Subway franchisee on wage hikes: ‘I don’t know how I’m going to do it in Seattle’
SEATTLE — In 2003, Matt Hollek bought a Subway franchise in Ballard. In exchange for using the corporate name, Hollek pays a royalty to Subway, plus funds his own payroll, rent, insurance and food costs.
Even though Hollek only has eight employees, his shop is considered a big business under Seattle’s new minimum wage law. That means he has only three years to phase in $15 an hour versus seven years for ‘small’ businesses with fewer than 500 employees.

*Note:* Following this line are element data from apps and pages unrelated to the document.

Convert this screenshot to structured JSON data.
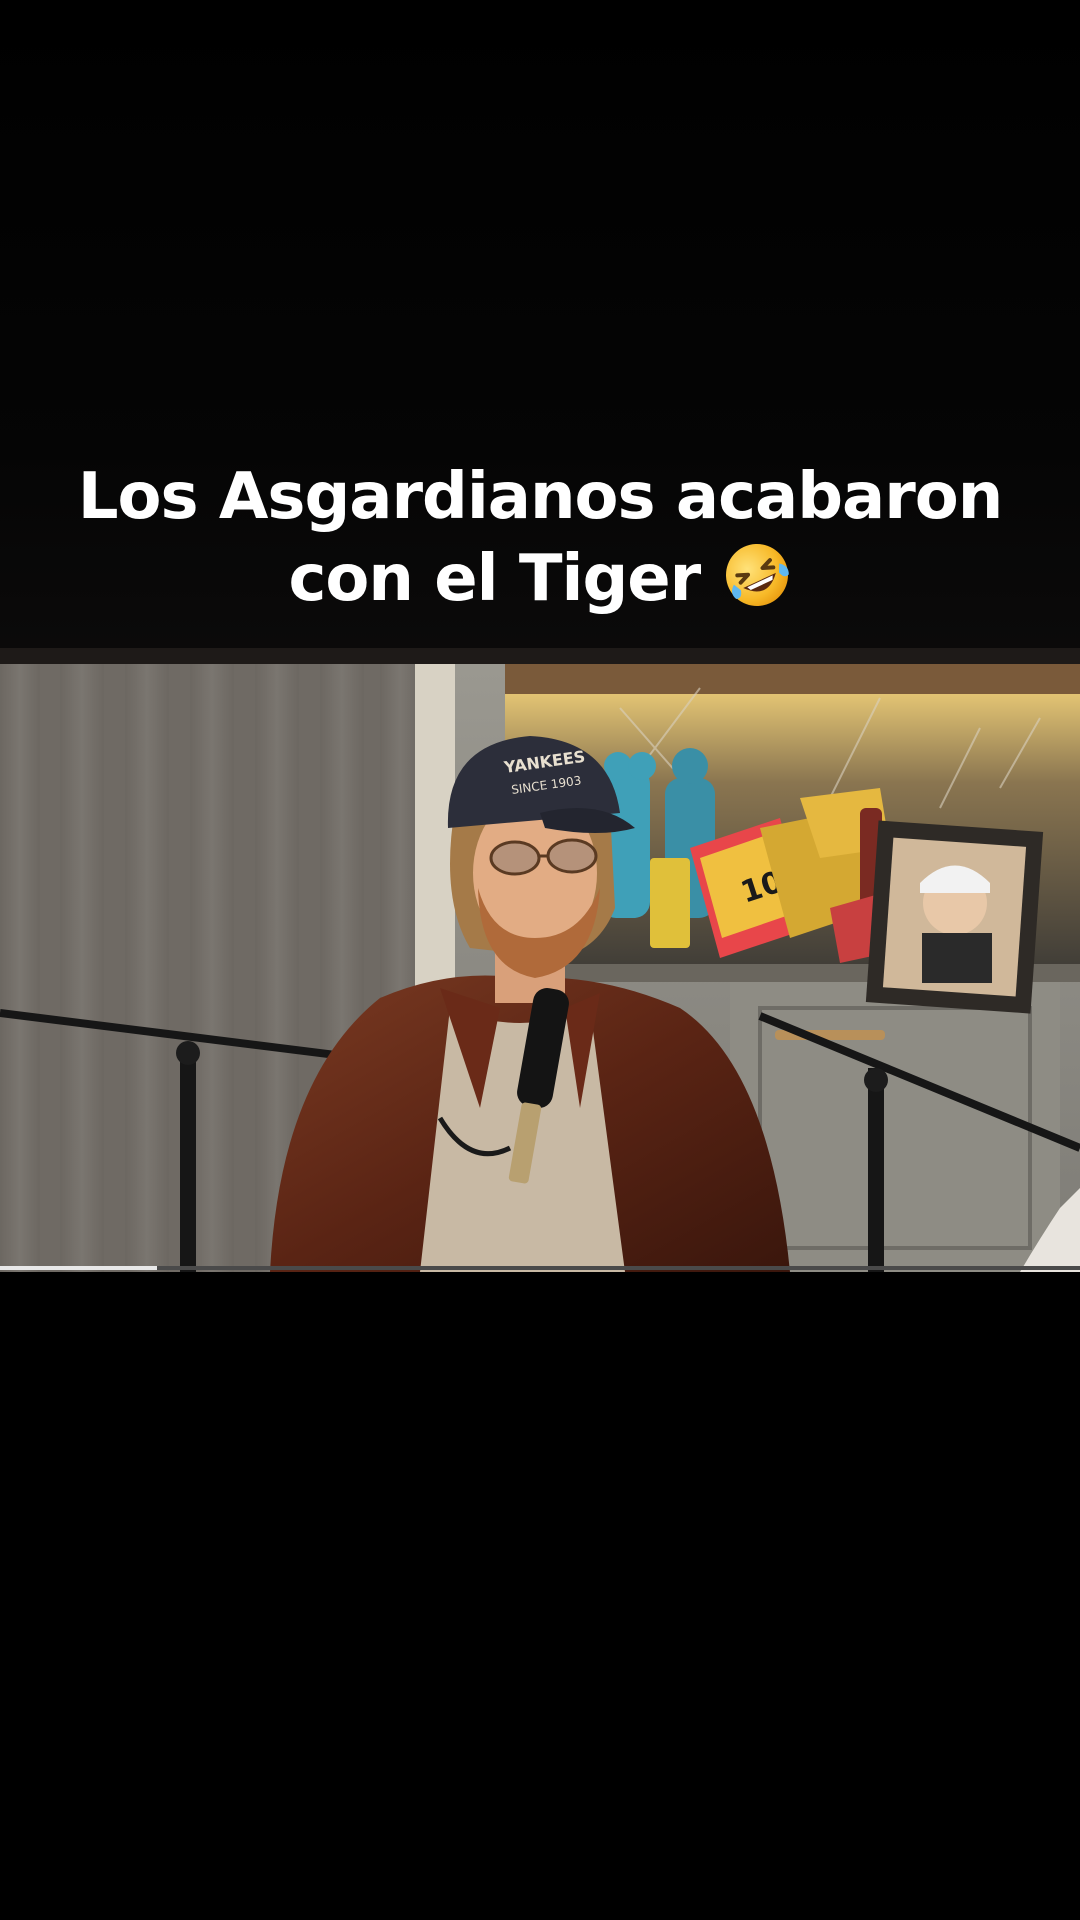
{
  "caption": {
    "line1": "Los Asgardianos acabaron",
    "line2": "con el Tiger",
    "emoji": "rolling-on-the-floor-laughing"
  },
  "video": {
    "cap_text": "YANKEES",
    "cap_subtext": "SINCE 1903",
    "figure_text": "1000",
    "progress": 0.145
  },
  "colors": {
    "background": "#000000",
    "caption_text": "#ffffff",
    "progress_fill": "#e8e8e8",
    "progress_track": "#4a4a4a"
  }
}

“I don’t know how I’m going to do it in Seattle. It’s just making it a really unlikely place for me to expand. It’s going to be very difficult,” said Hollek.
He added that he’ll have to raise prices up to $1 per sandwich and scale back health care benefits for his workers.
Chuck Stempler, who owns an Alpha Graphics store in Queen Anne, is one of 600 franchisees planning to file a federal lawsuit, through the International Franchise Association, to stop the wage increase. Attorneys feel the ordinance violates the commerce and equal protection clauses of the U.S. Constitution.
“The fundamental legal problems with the Seattle ordinance are the fact of discrimination and the refusal to treat small businesses the same,” said attorney Paul Clement.
On Twitter, Socialist City Councilwoman Kshama Sawant showed no sympathy, posting “Enough with the blame game! Organize, go to corporate headquarters and renegotiate your rents.”
“Subways (franchises) are not your corner mom and pop deli. Furthermore, even if it was, the reality is corporations are calling the shots. Why should we feed that model?” asked Sawant.
“Contrary to what Sawant thinks, I do not make the millions of dollars where I can just reduce my profits and eat this. I don’t make that kind of money. I’m not a Wall Street fat cat and I’m not one of the big wigs she’s trying to target,” said Hollek.
Seattle City Attorney Pete Holmes would not comment on the pending litigation.
The International Franchise Association did not give a target date of when they plan to file the suit in federal court, only saying it will happen “relatively soon.”